In this groundbreaking tour de force, Caldecott Medalist and bookmaking pioneer Brian Selznick sails into uncharted territory and takes readers on an awe-inspiring journey.
Ben and Rose secretly wish their lives were different. Ben longs for the father he has never known. Rose dreams of a mysterious actress whose life she chronicles in a scrapbook. When Ben discovers a puzzling clue in his mother's room and Rose reads an enticing headline in the newspaper, both children set out alone on desperate quests to find what they are missing.
Set fifty years apart, these two independent stories--Ben's told in words, Rose's in pictures--weave back and forth with mesmerizing symmetry. How they unfold and ultimately intertwine will surprise you, challenge you, and leave you breathless with wonder. Rich, complex, affecting, and beautiful--with over 460 pages of original artwork--Wonderstruckis a stunning achievement from a gifted artist and visionary.
Brian Selznick's books have garnered countless accolades worldwide, and have been translated into more than 35 languages. He is the Caldecott Medal-winning creator of the #1 New York Times
bestsellers The Invention of Hugo Cabret
, adapted into Martin Scorsese's Oscar-winning movie Hugo
; and Wonderstruck
, adapted into the eponymous movie by celebrated filmmaker Todd Haynes, with a screenplay by Selznick; as well as the New York Times
bestsellers The Marvels
and Baby Monkey, Private Eye
. Most recently, he illustrated the 20th anniversary paperback edition covers of J.K. Rowling's Harry Potter series.
- When Ben opened his eyes, he was lying on the floor, staring at the ceiling.
smelled terrible and burnt. Thankfully the rain had stopped and everything was
silent and peaceful. He could go back to his cousins’ house now.
to get up but he felt so tired. The bed, the nightstand and the dresser seemed so
far away, as if Ben were looking at them through the wrong end of his telescope.
In the distance, he saw the blue telephone. It was off the hook and seemed to be
smoldering. Then, through the windows, he saw something that seemed impossible.

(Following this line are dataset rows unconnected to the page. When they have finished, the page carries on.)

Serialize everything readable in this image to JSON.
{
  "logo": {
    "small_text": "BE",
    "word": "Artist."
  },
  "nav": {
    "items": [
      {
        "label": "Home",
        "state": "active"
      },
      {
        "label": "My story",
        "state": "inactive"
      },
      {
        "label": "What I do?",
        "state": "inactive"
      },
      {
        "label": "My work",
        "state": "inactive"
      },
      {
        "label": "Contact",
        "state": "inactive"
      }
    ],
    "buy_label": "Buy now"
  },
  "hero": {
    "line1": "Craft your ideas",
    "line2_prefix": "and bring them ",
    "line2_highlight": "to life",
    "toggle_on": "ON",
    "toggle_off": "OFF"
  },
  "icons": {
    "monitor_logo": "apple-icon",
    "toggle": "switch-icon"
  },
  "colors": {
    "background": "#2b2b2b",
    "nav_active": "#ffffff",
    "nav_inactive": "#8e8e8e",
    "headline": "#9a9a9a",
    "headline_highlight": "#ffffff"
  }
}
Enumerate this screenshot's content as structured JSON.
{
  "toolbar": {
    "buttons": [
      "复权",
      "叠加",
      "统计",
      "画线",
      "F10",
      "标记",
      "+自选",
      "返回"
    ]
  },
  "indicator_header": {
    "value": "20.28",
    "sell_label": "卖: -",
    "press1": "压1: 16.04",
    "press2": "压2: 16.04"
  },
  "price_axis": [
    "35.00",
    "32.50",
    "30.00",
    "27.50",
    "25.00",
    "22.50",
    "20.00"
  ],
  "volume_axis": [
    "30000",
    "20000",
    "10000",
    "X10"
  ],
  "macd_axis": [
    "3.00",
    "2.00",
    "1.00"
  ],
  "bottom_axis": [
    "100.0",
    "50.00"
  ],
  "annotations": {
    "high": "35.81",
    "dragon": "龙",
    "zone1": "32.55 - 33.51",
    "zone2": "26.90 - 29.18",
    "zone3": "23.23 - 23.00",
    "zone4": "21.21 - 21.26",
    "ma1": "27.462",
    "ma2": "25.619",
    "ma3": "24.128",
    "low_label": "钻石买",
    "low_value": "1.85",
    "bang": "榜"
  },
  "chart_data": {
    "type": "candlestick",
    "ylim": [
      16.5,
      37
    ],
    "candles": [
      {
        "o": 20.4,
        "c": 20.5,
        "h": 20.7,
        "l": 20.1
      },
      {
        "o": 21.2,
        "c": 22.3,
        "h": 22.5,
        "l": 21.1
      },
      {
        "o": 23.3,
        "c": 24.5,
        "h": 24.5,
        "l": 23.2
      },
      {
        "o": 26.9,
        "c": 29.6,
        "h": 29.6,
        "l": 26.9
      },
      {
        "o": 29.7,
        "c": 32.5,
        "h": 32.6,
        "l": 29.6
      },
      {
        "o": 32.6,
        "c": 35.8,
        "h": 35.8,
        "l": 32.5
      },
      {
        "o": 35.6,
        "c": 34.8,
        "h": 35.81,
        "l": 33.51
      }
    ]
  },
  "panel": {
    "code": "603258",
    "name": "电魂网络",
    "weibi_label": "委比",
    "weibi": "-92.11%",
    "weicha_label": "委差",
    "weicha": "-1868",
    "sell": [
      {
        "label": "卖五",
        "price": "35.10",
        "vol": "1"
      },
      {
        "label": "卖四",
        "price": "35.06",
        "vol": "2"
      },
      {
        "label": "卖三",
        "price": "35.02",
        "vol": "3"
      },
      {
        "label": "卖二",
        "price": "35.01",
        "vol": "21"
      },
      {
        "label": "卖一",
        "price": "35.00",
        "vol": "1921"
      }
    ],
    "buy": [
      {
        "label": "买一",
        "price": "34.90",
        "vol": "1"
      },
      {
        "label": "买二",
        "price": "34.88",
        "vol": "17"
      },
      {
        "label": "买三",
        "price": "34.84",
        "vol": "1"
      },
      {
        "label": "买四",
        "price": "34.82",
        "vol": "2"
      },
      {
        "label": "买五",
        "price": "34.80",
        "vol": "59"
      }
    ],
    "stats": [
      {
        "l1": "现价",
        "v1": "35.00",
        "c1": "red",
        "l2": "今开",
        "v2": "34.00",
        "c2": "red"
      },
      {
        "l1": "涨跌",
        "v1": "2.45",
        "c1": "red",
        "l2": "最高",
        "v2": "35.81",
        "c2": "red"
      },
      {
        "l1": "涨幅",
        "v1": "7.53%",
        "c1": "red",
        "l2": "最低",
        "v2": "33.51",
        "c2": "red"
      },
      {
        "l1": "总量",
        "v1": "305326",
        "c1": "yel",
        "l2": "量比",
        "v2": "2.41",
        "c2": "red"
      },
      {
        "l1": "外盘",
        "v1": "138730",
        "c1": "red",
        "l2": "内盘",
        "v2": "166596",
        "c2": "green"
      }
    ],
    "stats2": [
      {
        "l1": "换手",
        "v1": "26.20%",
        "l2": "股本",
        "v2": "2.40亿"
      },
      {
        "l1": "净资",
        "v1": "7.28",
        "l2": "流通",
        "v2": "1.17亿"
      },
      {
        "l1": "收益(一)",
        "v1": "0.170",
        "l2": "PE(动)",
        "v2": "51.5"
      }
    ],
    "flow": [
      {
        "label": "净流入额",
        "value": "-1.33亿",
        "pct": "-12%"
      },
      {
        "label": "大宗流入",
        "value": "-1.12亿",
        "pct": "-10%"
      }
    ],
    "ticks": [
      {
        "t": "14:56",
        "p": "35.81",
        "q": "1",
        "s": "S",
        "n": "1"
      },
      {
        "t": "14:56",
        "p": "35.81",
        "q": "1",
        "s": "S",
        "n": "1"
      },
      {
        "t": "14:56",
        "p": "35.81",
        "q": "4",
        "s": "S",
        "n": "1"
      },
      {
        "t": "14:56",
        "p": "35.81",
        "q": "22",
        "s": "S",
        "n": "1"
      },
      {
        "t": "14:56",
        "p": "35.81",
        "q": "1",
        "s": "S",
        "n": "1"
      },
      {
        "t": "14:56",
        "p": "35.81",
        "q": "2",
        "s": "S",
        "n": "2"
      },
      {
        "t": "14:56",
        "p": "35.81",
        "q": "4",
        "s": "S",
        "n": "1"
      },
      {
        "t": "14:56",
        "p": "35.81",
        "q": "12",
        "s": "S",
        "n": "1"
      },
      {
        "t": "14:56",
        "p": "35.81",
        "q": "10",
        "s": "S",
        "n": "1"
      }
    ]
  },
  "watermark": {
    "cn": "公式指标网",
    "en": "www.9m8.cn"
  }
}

He saw rain still pouring down from the sky, streaking hard against the glass. He
saw lightning flash without thunder.
How odd, he thought. The storm hadn’t
stopped. Such quiet rain. It had been so loud before. Where had all the noise gone?